That being said, things have changed in the last decade. In our practice, every document we prepare or that comes into our office is scanned and stored in secure cloud storage. We essentially have access to those scanned documents forever. It’s unlikely that you will ever need an original wet-signed copy of a contract.


Deed are much like contracts. If you hold the only known copy and you may need it in the future, then you should grab it before you make your exit.


Your will is in a class of its own. That’s because wills aren’t used until you die at some stage in the (hopefully distance) future. The other significant issue is that if you lose your will and you can’t make a new one due to, for example, a capacity issue, you’re stuck. Your estate could be regulated according to your previous will or according to the rules of intestacy. Either way, it’s unlikely that your wishes will be carried out.

Storing a will at home is risky: natural disasters, your family might not be able to find it, you might forget where you put it, someone may find it and (not liking the content) destroy it. Accordingly, we recommend that you leave your will into safe custody with your lawyer. Safe custody is a particular form of storage. Lawyers are obliged to safely store safe custody documents until you authorise release or you die. In the latter case, it would only be released to your executor. If a firm moves or closes we have to get your instructions about your safe custody documents. You can be confident that your will (or other document) that’s in safe custody is safe.

If you do have your will at home, save it.

Title deeds

In New South Wales, certificates of title (title deeds) have been abolished as proof of ownership in terms of their legal effect. There is no real benefit to holding a title deed. Don’t risk your life for a title deed.

Share or unit certificates

Companies must keep a register of issued shares and ownership is recorded with ASIC. It’s unlikely that you would ever need to produce an original share certificate. However, trusts are private arrangements and ownership is not recorded publicly. It may be that a unit certificate is a critical document to prove you own a unit in a trust. If you have this kind of document at home, save it.

Trust deeds, company constitutions and other corporate agreements

It is unlikely that you would ever need to present an original trust deed, company constitution or shareholder type document that could not be overcome in some way. In many cases, the solicitor or accountant who created these documents will hold a copy of these documents. However, if you think you are holding the only available copy, you should save the document.

Sentimental motivation

Despite the comments above, it may be that a particular copy of a document has sentimental value to you, beyond its legal value. Replacement birth certificates are easy to obtain but it may be that the original document holds memories for you – the look and feel of the paper, the folds etc. It may be important to rescue an original, even if you don’t need to. The same might go for things like title documents. Even though the document is of no legal effect, it might be that an old title deed or document has sentimental value for you. But you shouldn’t put your life at risk for sentimentality.

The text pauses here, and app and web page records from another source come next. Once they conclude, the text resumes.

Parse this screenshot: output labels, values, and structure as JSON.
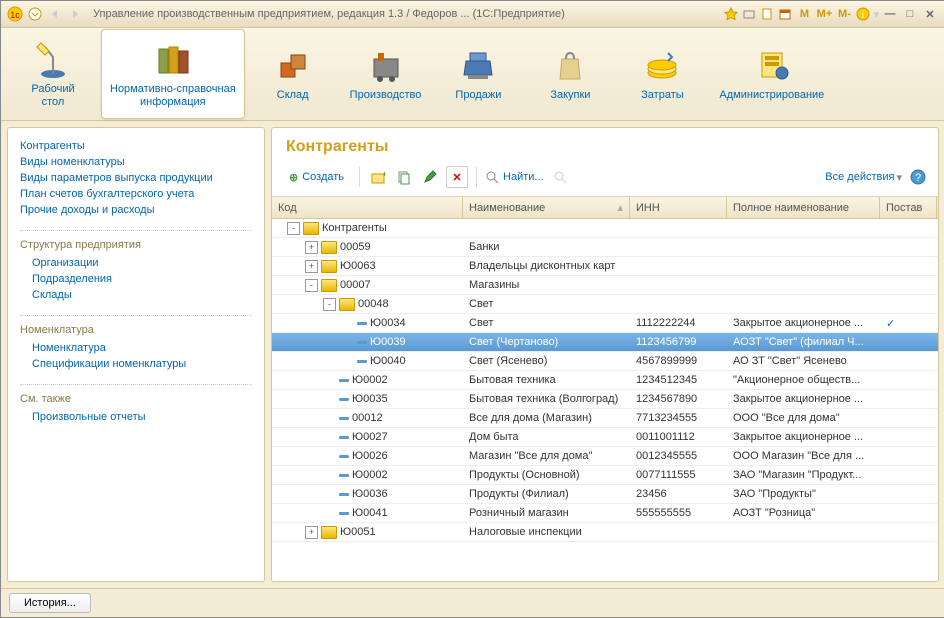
{
  "titlebar": {
    "text": "Управление производственным предприятием, редакция 1.3 / Федоров ...   (1С:Предприятие)",
    "m": "M",
    "mp": "M+",
    "mm": "M-"
  },
  "toolbar": [
    {
      "id": "desktop",
      "label": "Рабочий\nстол"
    },
    {
      "id": "nsi",
      "label": "Нормативно-справочная\nинформация"
    },
    {
      "id": "warehouse",
      "label": "Склад"
    },
    {
      "id": "production",
      "label": "Производство"
    },
    {
      "id": "sales",
      "label": "Продажи"
    },
    {
      "id": "purchases",
      "label": "Закупки"
    },
    {
      "id": "costs",
      "label": "Затраты"
    },
    {
      "id": "admin",
      "label": "Администрирование"
    }
  ],
  "sidebar": {
    "group1": [
      "Контрагенты",
      "Виды номенклатуры",
      "Виды параметров выпуска продукции",
      "План счетов бухгалтерского учета",
      "Прочие доходы и расходы"
    ],
    "h2": "Структура предприятия",
    "group2": [
      "Организации",
      "Подразделения",
      "Склады"
    ],
    "h3": "Номенклатура",
    "group3": [
      "Номенклатура",
      "Спецификации номенклатуры"
    ],
    "h4": "См. также",
    "group4": [
      "Произвольные отчеты"
    ]
  },
  "main": {
    "title": "Контрагенты",
    "create": "Создать",
    "find": "Найти...",
    "all_actions": "Все действия",
    "headers": {
      "code": "Код",
      "name": "Наименование",
      "inn": "ИНН",
      "full": "Полное наименование",
      "sup": "Постав"
    }
  },
  "rows": [
    {
      "lvl": 0,
      "tog": "-",
      "folder": true,
      "code": "",
      "name": "Контрагенты"
    },
    {
      "lvl": 1,
      "tog": "+",
      "folder": true,
      "code": "00059",
      "name": "Банки"
    },
    {
      "lvl": 1,
      "tog": "+",
      "folder": true,
      "code": "Ю0063",
      "name": "Владельцы дисконтных карт"
    },
    {
      "lvl": 1,
      "tog": "-",
      "folder": true,
      "code": "00007",
      "name": "Магазины"
    },
    {
      "lvl": 2,
      "tog": "-",
      "folder": true,
      "code": "00048",
      "name": "Свет"
    },
    {
      "lvl": 3,
      "tog": "",
      "folder": false,
      "code": "Ю0034",
      "name": "Свет",
      "inn": "1112222244",
      "full": "Закрытое акционерное ...",
      "sup": "✓"
    },
    {
      "lvl": 3,
      "tog": "",
      "folder": false,
      "code": "Ю0039",
      "name": "Свет (Чертаново)",
      "inn": "1123456799",
      "full": "АОЗТ \"Свет\" (филиал Ч...",
      "sel": true
    },
    {
      "lvl": 3,
      "tog": "",
      "folder": false,
      "code": "Ю0040",
      "name": "Свет (Ясенево)",
      "inn": "4567899999",
      "full": "АО ЗТ \"Свет\" Ясенево"
    },
    {
      "lvl": 2,
      "tog": "",
      "folder": false,
      "code": "Ю0002",
      "name": "Бытовая техника",
      "inn": "1234512345",
      "full": "\"Акционерное обществ..."
    },
    {
      "lvl": 2,
      "tog": "",
      "folder": false,
      "code": "Ю0035",
      "name": "Бытовая техника (Волгоград)",
      "inn": "1234567890",
      "full": "Закрытое акционерное ..."
    },
    {
      "lvl": 2,
      "tog": "",
      "folder": false,
      "code": "00012",
      "name": "Все для дома (Магазин)",
      "inn": "7713234555",
      "full": "ООО \"Все для дома\""
    },
    {
      "lvl": 2,
      "tog": "",
      "folder": false,
      "code": "Ю0027",
      "name": "Дом быта",
      "inn": "0011001112",
      "full": "Закрытое акционерное ..."
    },
    {
      "lvl": 2,
      "tog": "",
      "folder": false,
      "code": "Ю0026",
      "name": "Магазин \"Все для дома\"",
      "inn": "0012345555",
      "full": "ООО Магазин \"Все для ..."
    },
    {
      "lvl": 2,
      "tog": "",
      "folder": false,
      "code": "Ю0002",
      "name": "Продукты (Основной)",
      "inn": "0077111555",
      "full": "ЗАО \"Магазин \"Продукт..."
    },
    {
      "lvl": 2,
      "tog": "",
      "folder": false,
      "code": "Ю0036",
      "name": "Продукты (Филиал)",
      "inn": "23456",
      "full": "ЗАО \"Продукты\""
    },
    {
      "lvl": 2,
      "tog": "",
      "folder": false,
      "code": "Ю0041",
      "name": "Розничный магазин",
      "inn": "555555555",
      "full": "АОЗТ \"Розница\""
    },
    {
      "lvl": 1,
      "tog": "+",
      "folder": true,
      "code": "Ю0051",
      "name": "Налоговые инспекции"
    }
  ],
  "status": {
    "history": "История..."
  }
}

But it might be that time permitting, it would be the kind of thing that you want to take with you.

Final word(s)

Frantically searching for anything during time which should be used to orchestrate the safe evacuation of truly irreplaceable family and pets is ill-advised and dangerous. Instead, consider having these important documents together in a safe place that you can easily grab as you leave. The location of these documents should form part of any disaster action plan you and your family create.

After writing this, I pulled out my old concertina file thing from under the house to see what I had actually rescued back in 2003. Among the gems were:

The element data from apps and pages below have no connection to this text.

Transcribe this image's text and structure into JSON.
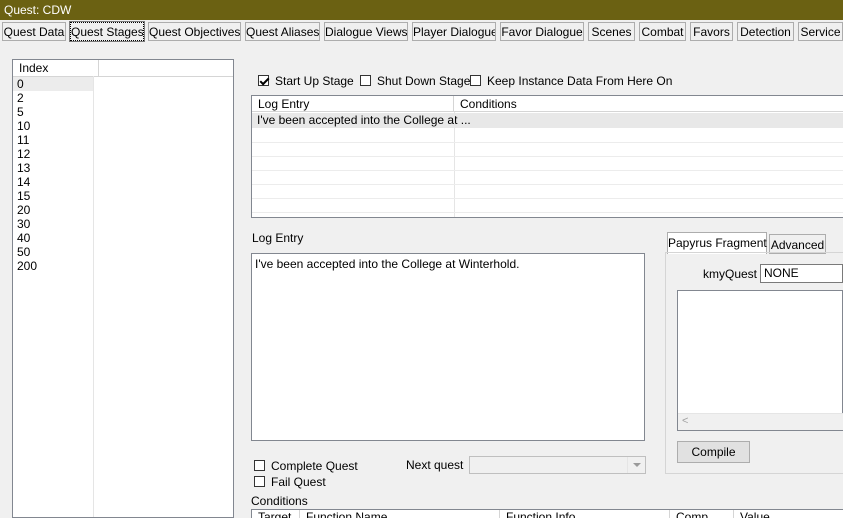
{
  "window": {
    "title": "Quest: CDW"
  },
  "tabs": [
    {
      "label": "Quest Data",
      "selected": false
    },
    {
      "label": "Quest Stages",
      "selected": true
    },
    {
      "label": "Quest Objectives",
      "selected": false
    },
    {
      "label": "Quest Aliases",
      "selected": false
    },
    {
      "label": "Dialogue Views",
      "selected": false
    },
    {
      "label": "Player Dialogue",
      "selected": false
    },
    {
      "label": "Favor Dialogue",
      "selected": false
    },
    {
      "label": "Scenes",
      "selected": false
    },
    {
      "label": "Combat",
      "selected": false
    },
    {
      "label": "Favors",
      "selected": false
    },
    {
      "label": "Detection",
      "selected": false
    },
    {
      "label": "Service",
      "selected": false
    }
  ],
  "stages": {
    "header": "Index",
    "items": [
      "0",
      "2",
      "5",
      "10",
      "11",
      "12",
      "13",
      "14",
      "15",
      "20",
      "30",
      "40",
      "50",
      "200"
    ],
    "selected_index": 0
  },
  "options": {
    "start_up_stage": {
      "label": "Start Up Stage",
      "checked": true
    },
    "shut_down_stage": {
      "label": "Shut Down Stage",
      "checked": false
    },
    "keep_instance_data": {
      "label": "Keep Instance Data From Here On",
      "checked": false
    }
  },
  "log_table": {
    "columns": [
      "Log Entry",
      "Conditions"
    ],
    "rows": [
      {
        "log_entry": "I've been accepted into the College at ...",
        "conditions": ""
      }
    ]
  },
  "log_entry": {
    "label": "Log Entry",
    "text": "I've been accepted into the College at Winterhold."
  },
  "flags": {
    "complete_quest": {
      "label": "Complete Quest",
      "checked": false
    },
    "fail_quest": {
      "label": "Fail Quest",
      "checked": false
    }
  },
  "next_quest": {
    "label": "Next quest",
    "value": ""
  },
  "papyrus": {
    "tabs": [
      "Papyrus Fragment",
      "Advanced"
    ],
    "active_tab": "Papyrus Fragment",
    "property_label": "kmyQuest",
    "property_value": "NONE",
    "compile_label": "Compile"
  },
  "conditions": {
    "label": "Conditions",
    "columns": [
      "Target",
      "Function Name",
      "Function Info",
      "Comp",
      "Value"
    ]
  },
  "colors": {
    "titlebar": "#6b6112",
    "selection": "#e8e8e8"
  }
}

• year 6 graduation certificate

• an expired international driving licence

• results from the 1991 primary school maths competition

• my old scuba diving planner

• a certificate from winning a haiku-writing competition

A great trip down memory lane, but nothing I’d risk my life for.